--- Your instructions ---
Determine how many lines in the records hold "security", and give that number with nothing added.

--- Study material ---
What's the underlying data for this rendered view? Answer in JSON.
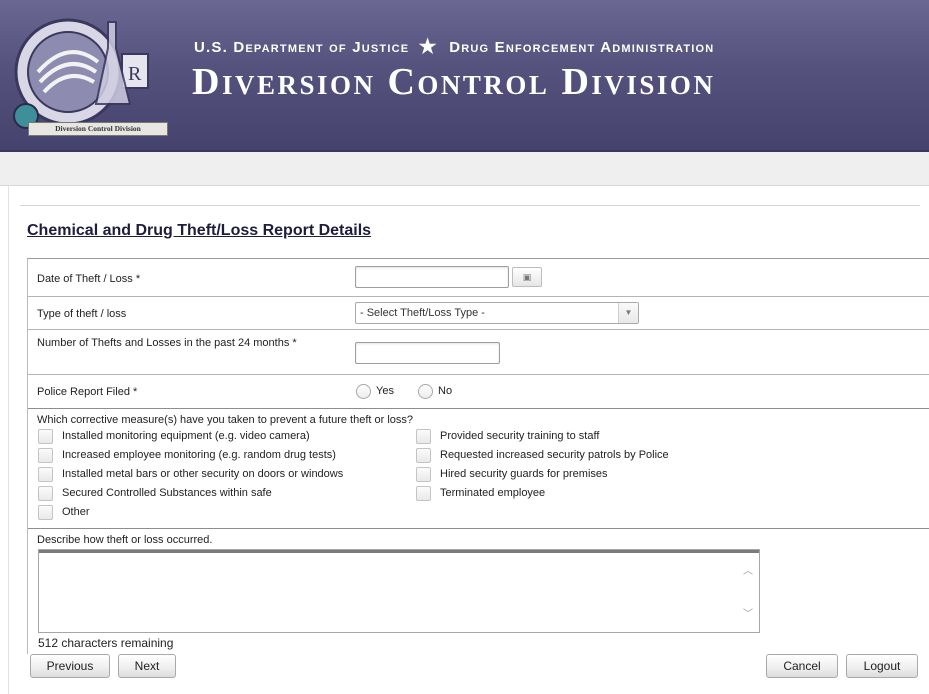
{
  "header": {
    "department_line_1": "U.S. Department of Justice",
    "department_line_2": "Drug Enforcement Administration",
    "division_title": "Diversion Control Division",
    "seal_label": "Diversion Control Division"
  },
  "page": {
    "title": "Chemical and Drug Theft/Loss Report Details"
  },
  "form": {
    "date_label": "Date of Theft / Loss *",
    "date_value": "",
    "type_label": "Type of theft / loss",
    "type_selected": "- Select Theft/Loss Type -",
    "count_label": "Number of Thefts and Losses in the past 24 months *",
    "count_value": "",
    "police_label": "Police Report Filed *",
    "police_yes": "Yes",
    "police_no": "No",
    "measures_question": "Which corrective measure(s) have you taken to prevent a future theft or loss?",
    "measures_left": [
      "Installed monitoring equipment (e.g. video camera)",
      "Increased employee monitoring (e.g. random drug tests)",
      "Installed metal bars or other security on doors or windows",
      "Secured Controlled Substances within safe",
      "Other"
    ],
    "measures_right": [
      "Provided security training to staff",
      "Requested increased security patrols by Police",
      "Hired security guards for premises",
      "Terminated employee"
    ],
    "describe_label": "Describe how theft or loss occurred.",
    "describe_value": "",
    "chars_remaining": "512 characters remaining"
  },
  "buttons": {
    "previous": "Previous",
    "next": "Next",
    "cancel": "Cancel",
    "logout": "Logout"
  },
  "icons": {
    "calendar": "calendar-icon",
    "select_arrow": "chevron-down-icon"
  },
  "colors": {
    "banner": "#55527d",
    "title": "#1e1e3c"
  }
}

--- Response ---
4